-------- Record set --------
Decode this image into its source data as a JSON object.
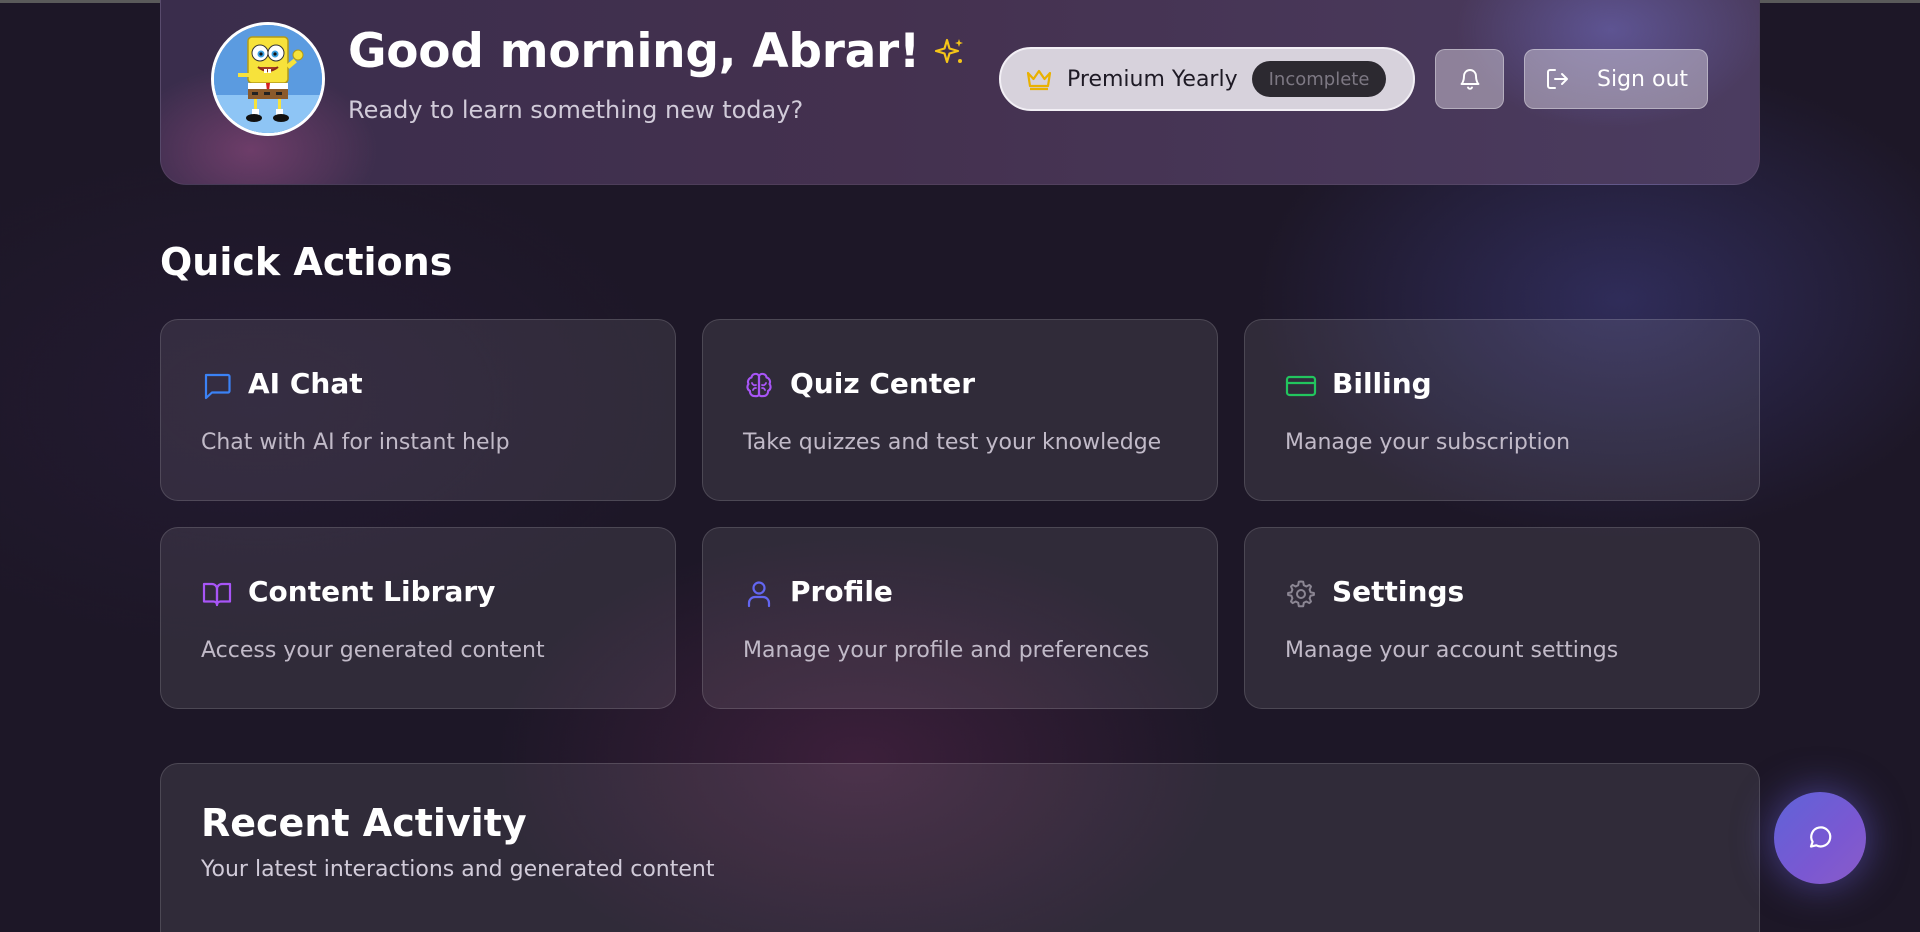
{
  "header": {
    "greeting": "Good morning, Abrar!",
    "subtitle": "Ready to learn something new today?",
    "plan_name": "Premium Yearly",
    "plan_status": "Incomplete",
    "sign_out_label": "Sign out",
    "avatar_alt": "SpongeBob avatar"
  },
  "quick_actions": {
    "title": "Quick Actions",
    "cards": [
      {
        "title": "AI Chat",
        "description": "Chat with AI for instant help",
        "icon": "message-square-icon",
        "icon_color": "#3b82f6"
      },
      {
        "title": "Quiz Center",
        "description": "Take quizzes and test your knowledge",
        "icon": "brain-icon",
        "icon_color": "#a855f7"
      },
      {
        "title": "Billing",
        "description": "Manage your subscription",
        "icon": "credit-card-icon",
        "icon_color": "#22c55e"
      },
      {
        "title": "Content Library",
        "description": "Access your generated content",
        "icon": "book-open-icon",
        "icon_color": "#a855f7"
      },
      {
        "title": "Profile",
        "description": "Manage your profile and preferences",
        "icon": "user-icon",
        "icon_color": "#6366f1"
      },
      {
        "title": "Settings",
        "description": "Manage your account settings",
        "icon": "gear-icon",
        "icon_color": "#8b8693"
      }
    ]
  },
  "recent_activity": {
    "title": "Recent Activity",
    "subtitle": "Your latest interactions and generated content"
  },
  "colors": {
    "background": "#1d1727",
    "accent_gold": "#f5c518",
    "fab_gradient_start": "#5f63d8",
    "fab_gradient_end": "#8a5cc8"
  }
}
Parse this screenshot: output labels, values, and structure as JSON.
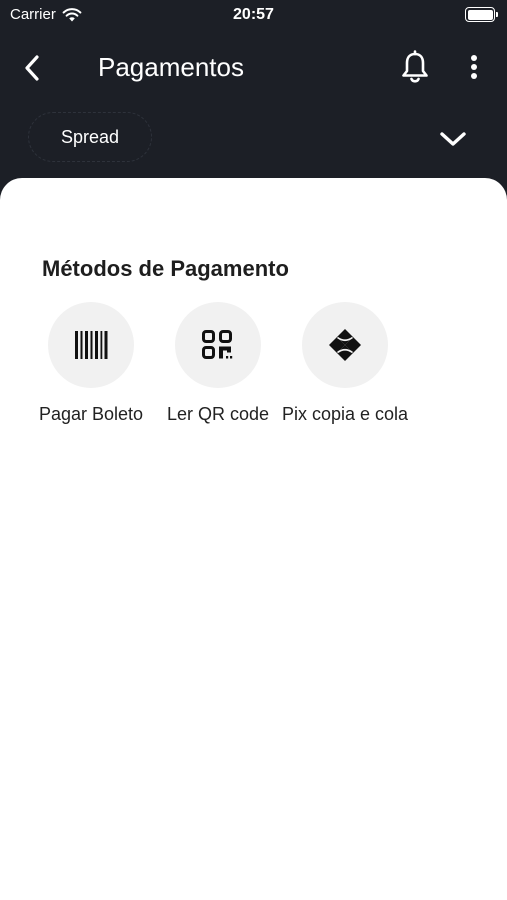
{
  "status_bar": {
    "carrier": "Carrier",
    "time": "20:57",
    "icons": [
      "wifi-icon",
      "battery-icon"
    ]
  },
  "header": {
    "title": "Pagamentos",
    "icons": [
      "back-arrow-icon",
      "bell-icon",
      "more-vertical-icon"
    ]
  },
  "account_selector": {
    "label": "Spread",
    "icon": "chevron-down-icon"
  },
  "payment_methods": {
    "title": "Métodos de Pagamento",
    "items": [
      {
        "label": "Pagar Boleto",
        "icon": "barcode-icon"
      },
      {
        "label": "Ler QR code",
        "icon": "qr-code-icon"
      },
      {
        "label": "Pix copia e cola",
        "icon": "pix-icon"
      }
    ]
  },
  "colors": {
    "header_bg": "#1c1f26",
    "sheet_bg": "#ffffff",
    "icon_circle_bg": "#f1f1f1",
    "text_dark": "#1e1e1e"
  }
}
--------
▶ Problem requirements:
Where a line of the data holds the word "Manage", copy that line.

▶ Result:
        "description": "Manage your subscription",
        "description": "Manage your profile and preferences",
        "description": "Manage your account settings",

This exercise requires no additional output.